What this task involves:
Reproduce each entry below verbatim.

Records for processing:

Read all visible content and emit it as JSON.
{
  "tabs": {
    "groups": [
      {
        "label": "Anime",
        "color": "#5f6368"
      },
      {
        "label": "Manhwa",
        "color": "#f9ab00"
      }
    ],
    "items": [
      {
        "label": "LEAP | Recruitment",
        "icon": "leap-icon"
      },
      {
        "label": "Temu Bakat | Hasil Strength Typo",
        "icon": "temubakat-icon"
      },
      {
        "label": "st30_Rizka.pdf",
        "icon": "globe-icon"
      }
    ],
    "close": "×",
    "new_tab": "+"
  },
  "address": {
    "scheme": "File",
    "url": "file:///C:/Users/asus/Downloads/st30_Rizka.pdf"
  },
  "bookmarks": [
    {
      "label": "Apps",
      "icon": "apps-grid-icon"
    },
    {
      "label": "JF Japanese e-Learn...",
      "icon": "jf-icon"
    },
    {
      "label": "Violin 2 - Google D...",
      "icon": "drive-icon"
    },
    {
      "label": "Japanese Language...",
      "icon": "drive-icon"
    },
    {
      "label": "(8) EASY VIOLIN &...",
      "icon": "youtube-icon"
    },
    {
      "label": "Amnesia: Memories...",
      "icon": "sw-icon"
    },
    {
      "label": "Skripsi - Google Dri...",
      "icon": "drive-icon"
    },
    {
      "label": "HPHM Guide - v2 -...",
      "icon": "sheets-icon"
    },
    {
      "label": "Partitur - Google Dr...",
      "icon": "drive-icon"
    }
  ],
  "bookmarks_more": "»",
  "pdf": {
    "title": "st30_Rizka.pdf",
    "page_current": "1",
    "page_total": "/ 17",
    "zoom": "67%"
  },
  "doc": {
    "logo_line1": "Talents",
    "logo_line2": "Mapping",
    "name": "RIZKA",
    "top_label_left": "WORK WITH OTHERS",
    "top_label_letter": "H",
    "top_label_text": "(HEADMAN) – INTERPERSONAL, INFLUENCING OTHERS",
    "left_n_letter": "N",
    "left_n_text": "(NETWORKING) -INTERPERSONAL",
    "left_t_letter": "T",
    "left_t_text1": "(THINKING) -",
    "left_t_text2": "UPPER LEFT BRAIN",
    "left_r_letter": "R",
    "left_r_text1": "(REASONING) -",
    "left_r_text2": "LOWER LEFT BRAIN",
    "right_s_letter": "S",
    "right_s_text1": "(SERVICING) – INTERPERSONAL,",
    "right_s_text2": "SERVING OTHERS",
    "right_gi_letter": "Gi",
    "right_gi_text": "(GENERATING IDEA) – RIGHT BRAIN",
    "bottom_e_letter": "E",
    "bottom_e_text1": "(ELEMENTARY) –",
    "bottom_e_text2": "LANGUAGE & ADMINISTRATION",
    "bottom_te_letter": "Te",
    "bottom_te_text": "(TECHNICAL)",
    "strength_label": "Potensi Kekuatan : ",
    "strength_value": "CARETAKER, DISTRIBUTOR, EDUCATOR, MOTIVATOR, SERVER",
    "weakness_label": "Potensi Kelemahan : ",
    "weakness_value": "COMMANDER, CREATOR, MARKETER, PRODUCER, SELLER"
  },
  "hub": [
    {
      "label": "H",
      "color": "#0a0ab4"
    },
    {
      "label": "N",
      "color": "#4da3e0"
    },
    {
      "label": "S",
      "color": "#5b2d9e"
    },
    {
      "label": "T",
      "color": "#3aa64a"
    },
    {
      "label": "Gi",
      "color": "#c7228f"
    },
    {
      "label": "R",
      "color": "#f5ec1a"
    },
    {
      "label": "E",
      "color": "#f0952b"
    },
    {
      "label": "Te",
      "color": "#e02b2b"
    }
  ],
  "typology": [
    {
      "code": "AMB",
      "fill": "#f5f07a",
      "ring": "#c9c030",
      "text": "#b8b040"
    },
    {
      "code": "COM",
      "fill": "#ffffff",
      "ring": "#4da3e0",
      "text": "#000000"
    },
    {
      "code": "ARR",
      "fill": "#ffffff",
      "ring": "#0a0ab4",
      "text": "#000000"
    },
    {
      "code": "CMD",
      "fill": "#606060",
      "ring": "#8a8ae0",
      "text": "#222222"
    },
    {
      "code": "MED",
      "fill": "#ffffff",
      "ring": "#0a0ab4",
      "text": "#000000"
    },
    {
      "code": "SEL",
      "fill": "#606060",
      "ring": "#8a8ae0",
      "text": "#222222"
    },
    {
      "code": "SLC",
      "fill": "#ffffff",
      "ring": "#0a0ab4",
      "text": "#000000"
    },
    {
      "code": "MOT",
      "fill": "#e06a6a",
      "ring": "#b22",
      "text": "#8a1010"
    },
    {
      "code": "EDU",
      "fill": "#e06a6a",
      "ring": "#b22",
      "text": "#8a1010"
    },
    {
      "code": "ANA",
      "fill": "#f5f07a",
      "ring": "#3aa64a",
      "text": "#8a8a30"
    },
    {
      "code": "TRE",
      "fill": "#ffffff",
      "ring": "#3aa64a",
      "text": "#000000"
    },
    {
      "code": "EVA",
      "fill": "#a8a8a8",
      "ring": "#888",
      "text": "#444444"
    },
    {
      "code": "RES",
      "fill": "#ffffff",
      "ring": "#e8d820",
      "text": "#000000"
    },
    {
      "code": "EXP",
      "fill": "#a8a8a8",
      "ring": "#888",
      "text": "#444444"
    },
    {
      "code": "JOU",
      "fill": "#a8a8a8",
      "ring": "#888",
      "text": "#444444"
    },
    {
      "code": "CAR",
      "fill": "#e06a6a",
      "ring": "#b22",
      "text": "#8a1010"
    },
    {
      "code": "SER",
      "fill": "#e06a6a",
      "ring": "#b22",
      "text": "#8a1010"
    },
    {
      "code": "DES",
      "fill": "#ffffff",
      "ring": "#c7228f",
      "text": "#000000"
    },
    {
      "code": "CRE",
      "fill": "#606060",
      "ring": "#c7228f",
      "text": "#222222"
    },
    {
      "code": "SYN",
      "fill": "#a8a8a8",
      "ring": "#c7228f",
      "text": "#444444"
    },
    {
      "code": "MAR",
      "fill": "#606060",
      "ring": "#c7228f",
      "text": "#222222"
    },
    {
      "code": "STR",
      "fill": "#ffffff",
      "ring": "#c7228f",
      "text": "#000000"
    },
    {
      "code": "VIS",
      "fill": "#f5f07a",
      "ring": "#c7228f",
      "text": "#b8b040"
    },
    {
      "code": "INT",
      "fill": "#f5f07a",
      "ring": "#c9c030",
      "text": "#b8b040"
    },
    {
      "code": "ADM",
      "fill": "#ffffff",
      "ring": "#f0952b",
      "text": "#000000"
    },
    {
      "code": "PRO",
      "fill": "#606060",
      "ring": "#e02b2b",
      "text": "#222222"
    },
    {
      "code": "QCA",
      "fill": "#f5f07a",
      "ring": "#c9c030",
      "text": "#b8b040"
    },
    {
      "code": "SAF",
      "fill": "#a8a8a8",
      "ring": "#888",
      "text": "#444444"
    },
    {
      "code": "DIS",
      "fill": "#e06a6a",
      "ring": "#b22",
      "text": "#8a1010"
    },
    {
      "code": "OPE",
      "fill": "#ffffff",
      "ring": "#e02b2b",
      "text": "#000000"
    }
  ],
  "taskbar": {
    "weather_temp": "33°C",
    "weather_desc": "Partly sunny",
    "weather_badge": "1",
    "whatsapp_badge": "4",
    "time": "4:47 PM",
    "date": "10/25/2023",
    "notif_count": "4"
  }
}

Answer box:
Read all visible content and emit it as JSON.
{
  "tabs": {
    "groups": [
      {
        "label": "Anime",
        "color": "#5f6368"
      },
      {
        "label": "Manhwa",
        "color": "#f9ab00"
      }
    ],
    "items": [
      {
        "label": "LEAP | Recruitment",
        "icon": "leap-icon"
      },
      {
        "label": "Temu Bakat | Hasil Strength Typo",
        "icon": "temubakat-icon"
      },
      {
        "label": "st30_Rizka.pdf",
        "icon": "globe-icon"
      }
    ],
    "close": "×",
    "new_tab": "+"
  },
  "address": {
    "scheme": "File",
    "url": "file:///C:/Users/asus/Downloads/st30_Rizka.pdf"
  },
  "bookmarks": [
    {
      "label": "Apps",
      "icon": "apps-grid-icon"
    },
    {
      "label": "JF Japanese e-Learn...",
      "icon": "jf-icon"
    },
    {
      "label": "Violin 2 - Google D...",
      "icon": "drive-icon"
    },
    {
      "label": "Japanese Language...",
      "icon": "drive-icon"
    },
    {
      "label": "(8) EASY VIOLIN &...",
      "icon": "youtube-icon"
    },
    {
      "label": "Amnesia: Memories...",
      "icon": "sw-icon"
    },
    {
      "label": "Skripsi - Google Dri...",
      "icon": "drive-icon"
    },
    {
      "label": "HPHM Guide - v2 -...",
      "icon": "sheets-icon"
    },
    {
      "label": "Partitur - Google Dr...",
      "icon": "drive-icon"
    }
  ],
  "bookmarks_more": "»",
  "pdf": {
    "title": "st30_Rizka.pdf",
    "page_current": "1",
    "page_total": "/ 17",
    "zoom": "67%"
  },
  "doc": {
    "logo_line1": "Talents",
    "logo_line2": "Mapping",
    "name": "RIZKA",
    "top_label_left": "WORK WITH OTHERS",
    "top_label_letter": "H",
    "top_label_text": "(HEADMAN) – INTERPERSONAL, INFLUENCING OTHERS",
    "left_n_letter": "N",
    "left_n_text": "(NETWORKING) -INTERPERSONAL",
    "left_t_letter": "T",
    "left_t_text1": "(THINKING) -",
    "left_t_text2": "UPPER LEFT BRAIN",
    "left_r_letter": "R",
    "left_r_text1": "(REASONING) -",
    "left_r_text2": "LOWER LEFT BRAIN",
    "right_s_letter": "S",
    "right_s_text1": "(SERVICING) – INTERPERSONAL,",
    "right_s_text2": "SERVING OTHERS",
    "right_gi_letter": "Gi",
    "right_gi_text": "(GENERATING IDEA) – RIGHT BRAIN",
    "bottom_e_letter": "E",
    "bottom_e_text1": "(ELEMENTARY) –",
    "bottom_e_text2": "LANGUAGE & ADMINISTRATION",
    "bottom_te_letter": "Te",
    "bottom_te_text": "(TECHNICAL)",
    "strength_label": "Potensi Kekuatan : ",
    "strength_value": "CARETAKER, DISTRIBUTOR, EDUCATOR, MOTIVATOR, SERVER",
    "weakness_label": "Potensi Kelemahan : ",
    "weakness_value": "COMMANDER, CREATOR, MARKETER, PRODUCER, SELLER"
  },
  "hub": [
    {
      "label": "H",
      "color": "#0a0ab4"
    },
    {
      "label": "N",
      "color": "#4da3e0"
    },
    {
      "label": "S",
      "color": "#5b2d9e"
    },
    {
      "label": "T",
      "color": "#3aa64a"
    },
    {
      "label": "Gi",
      "color": "#c7228f"
    },
    {
      "label": "R",
      "color": "#f5ec1a"
    },
    {
      "label": "E",
      "color": "#f0952b"
    },
    {
      "label": "Te",
      "color": "#e02b2b"
    }
  ],
  "typology": [
    {
      "code": "AMB",
      "fill": "#f5f07a",
      "ring": "#c9c030",
      "text": "#b8b040"
    },
    {
      "code": "COM",
      "fill": "#ffffff",
      "ring": "#4da3e0",
      "text": "#000000"
    },
    {
      "code": "ARR",
      "fill": "#ffffff",
      "ring": "#0a0ab4",
      "text": "#000000"
    },
    {
      "code": "CMD",
      "fill": "#606060",
      "ring": "#8a8ae0",
      "text": "#222222"
    },
    {
      "code": "MED",
      "fill": "#ffffff",
      "ring": "#0a0ab4",
      "text": "#000000"
    },
    {
      "code": "SEL",
      "fill": "#606060",
      "ring": "#8a8ae0",
      "text": "#222222"
    },
    {
      "code": "SLC",
      "fill": "#ffffff",
      "ring": "#0a0ab4",
      "text": "#000000"
    },
    {
      "code": "MOT",
      "fill": "#e06a6a",
      "ring": "#b22",
      "text": "#8a1010"
    },
    {
      "code": "EDU",
      "fill": "#e06a6a",
      "ring": "#b22",
      "text": "#8a1010"
    },
    {
      "code": "ANA",
      "fill": "#f5f07a",
      "ring": "#3aa64a",
      "text": "#8a8a30"
    },
    {
      "code": "TRE",
      "fill": "#ffffff",
      "ring": "#3aa64a",
      "text": "#000000"
    },
    {
      "code": "EVA",
      "fill": "#a8a8a8",
      "ring": "#888",
      "text": "#444444"
    },
    {
      "code": "RES",
      "fill": "#ffffff",
      "ring": "#e8d820",
      "text": "#000000"
    },
    {
      "code": "EXP",
      "fill": "#a8a8a8",
      "ring": "#888",
      "text": "#444444"
    },
    {
      "code": "JOU",
      "fill": "#a8a8a8",
      "ring": "#888",
      "text": "#444444"
    },
    {
      "code": "CAR",
      "fill": "#e06a6a",
      "ring": "#b22",
      "text": "#8a1010"
    },
    {
      "code": "SER",
      "fill": "#e06a6a",
      "ring": "#b22",
      "text": "#8a1010"
    },
    {
      "code": "DES",
      "fill": "#ffffff",
      "ring": "#c7228f",
      "text": "#000000"
    },
    {
      "code": "CRE",
      "fill": "#606060",
      "ring": "#c7228f",
      "text": "#222222"
    },
    {
      "code": "SYN",
      "fill": "#a8a8a8",
      "ring": "#c7228f",
      "text": "#444444"
    },
    {
      "code": "MAR",
      "fill": "#606060",
      "ring": "#c7228f",
      "text": "#222222"
    },
    {
      "code": "STR",
      "fill": "#ffffff",
      "ring": "#c7228f",
      "text": "#000000"
    },
    {
      "code": "VIS",
      "fill": "#f5f07a",
      "ring": "#c7228f",
      "text": "#b8b040"
    },
    {
      "code": "INT",
      "fill": "#f5f07a",
      "ring": "#c9c030",
      "text": "#b8b040"
    },
    {
      "code": "ADM",
      "fill": "#ffffff",
      "ring": "#f0952b",
      "text": "#000000"
    },
    {
      "code": "PRO",
      "fill": "#606060",
      "ring": "#e02b2b",
      "text": "#222222"
    },
    {
      "code": "QCA",
      "fill": "#f5f07a",
      "ring": "#c9c030",
      "text": "#b8b040"
    },
    {
      "code": "SAF",
      "fill": "#a8a8a8",
      "ring": "#888",
      "text": "#444444"
    },
    {
      "code": "DIS",
      "fill": "#e06a6a",
      "ring": "#b22",
      "text": "#8a1010"
    },
    {
      "code": "OPE",
      "fill": "#ffffff",
      "ring": "#e02b2b",
      "text": "#000000"
    }
  ],
  "taskbar": {
    "weather_temp": "33°C",
    "weather_desc": "Partly sunny",
    "weather_badge": "1",
    "whatsapp_badge": "4",
    "time": "4:47 PM",
    "date": "10/25/2023",
    "notif_count": "4"
  }
}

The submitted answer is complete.